● What is required:
The expected output is the complete data, reproduced exactly.

● Exercise input:
══════════════════════════════
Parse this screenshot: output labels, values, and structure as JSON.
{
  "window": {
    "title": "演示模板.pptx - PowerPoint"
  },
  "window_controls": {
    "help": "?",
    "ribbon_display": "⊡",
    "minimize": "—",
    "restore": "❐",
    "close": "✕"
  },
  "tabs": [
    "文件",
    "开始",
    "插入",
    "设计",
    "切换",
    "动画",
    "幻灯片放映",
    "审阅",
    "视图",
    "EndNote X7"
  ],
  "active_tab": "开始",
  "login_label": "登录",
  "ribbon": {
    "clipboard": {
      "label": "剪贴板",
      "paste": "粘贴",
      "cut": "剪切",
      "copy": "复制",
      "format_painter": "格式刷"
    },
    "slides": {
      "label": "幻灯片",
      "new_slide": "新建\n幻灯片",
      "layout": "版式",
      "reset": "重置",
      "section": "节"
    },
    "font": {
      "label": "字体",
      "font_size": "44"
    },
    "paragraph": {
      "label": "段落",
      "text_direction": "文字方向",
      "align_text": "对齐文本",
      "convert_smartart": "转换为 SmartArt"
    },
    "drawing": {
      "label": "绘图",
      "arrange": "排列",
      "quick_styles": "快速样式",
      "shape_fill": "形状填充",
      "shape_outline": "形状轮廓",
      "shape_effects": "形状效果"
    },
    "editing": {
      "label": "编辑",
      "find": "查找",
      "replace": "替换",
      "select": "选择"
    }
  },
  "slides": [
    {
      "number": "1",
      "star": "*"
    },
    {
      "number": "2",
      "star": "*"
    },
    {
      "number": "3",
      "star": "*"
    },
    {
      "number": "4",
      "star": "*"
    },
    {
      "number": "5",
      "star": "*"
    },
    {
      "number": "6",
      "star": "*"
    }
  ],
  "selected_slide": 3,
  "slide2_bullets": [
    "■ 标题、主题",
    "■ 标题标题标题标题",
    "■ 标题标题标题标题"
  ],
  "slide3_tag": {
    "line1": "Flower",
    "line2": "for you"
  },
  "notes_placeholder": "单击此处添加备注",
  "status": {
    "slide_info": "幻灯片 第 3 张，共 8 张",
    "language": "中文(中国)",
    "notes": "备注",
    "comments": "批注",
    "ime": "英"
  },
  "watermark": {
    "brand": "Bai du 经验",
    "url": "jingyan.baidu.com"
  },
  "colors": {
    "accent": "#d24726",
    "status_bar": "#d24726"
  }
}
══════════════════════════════
● Task response:
Parse this screenshot: output labels, values, and structure as JSON.
{
  "window": {
    "title": "演示模板.pptx - PowerPoint"
  },
  "window_controls": {
    "help": "?",
    "ribbon_display": "⊡",
    "minimize": "—",
    "restore": "❐",
    "close": "✕"
  },
  "tabs": [
    "文件",
    "开始",
    "插入",
    "设计",
    "切换",
    "动画",
    "幻灯片放映",
    "审阅",
    "视图",
    "EndNote X7"
  ],
  "active_tab": "开始",
  "login_label": "登录",
  "ribbon": {
    "clipboard": {
      "label": "剪贴板",
      "paste": "粘贴",
      "cut": "剪切",
      "copy": "复制",
      "format_painter": "格式刷"
    },
    "slides": {
      "label": "幻灯片",
      "new_slide": "新建\n幻灯片",
      "layout": "版式",
      "reset": "重置",
      "section": "节"
    },
    "font": {
      "label": "字体",
      "font_size": "44"
    },
    "paragraph": {
      "label": "段落",
      "text_direction": "文字方向",
      "align_text": "对齐文本",
      "convert_smartart": "转换为 SmartArt"
    },
    "drawing": {
      "label": "绘图",
      "arrange": "排列",
      "quick_styles": "快速样式",
      "shape_fill": "形状填充",
      "shape_outline": "形状轮廓",
      "shape_effects": "形状效果"
    },
    "editing": {
      "label": "编辑",
      "find": "查找",
      "replace": "替换",
      "select": "选择"
    }
  },
  "slides": [
    {
      "number": "1",
      "star": "*"
    },
    {
      "number": "2",
      "star": "*"
    },
    {
      "number": "3",
      "star": "*"
    },
    {
      "number": "4",
      "star": "*"
    },
    {
      "number": "5",
      "star": "*"
    },
    {
      "number": "6",
      "star": "*"
    }
  ],
  "selected_slide": 3,
  "slide2_bullets": [
    "■ 标题、主题",
    "■ 标题标题标题标题",
    "■ 标题标题标题标题"
  ],
  "slide3_tag": {
    "line1": "Flower",
    "line2": "for you"
  },
  "notes_placeholder": "单击此处添加备注",
  "status": {
    "slide_info": "幻灯片 第 3 张，共 8 张",
    "language": "中文(中国)",
    "notes": "备注",
    "comments": "批注",
    "ime": "英"
  },
  "watermark": {
    "brand": "Bai du 经验",
    "url": "jingyan.baidu.com"
  },
  "colors": {
    "accent": "#d24726",
    "status_bar": "#d24726"
  }
}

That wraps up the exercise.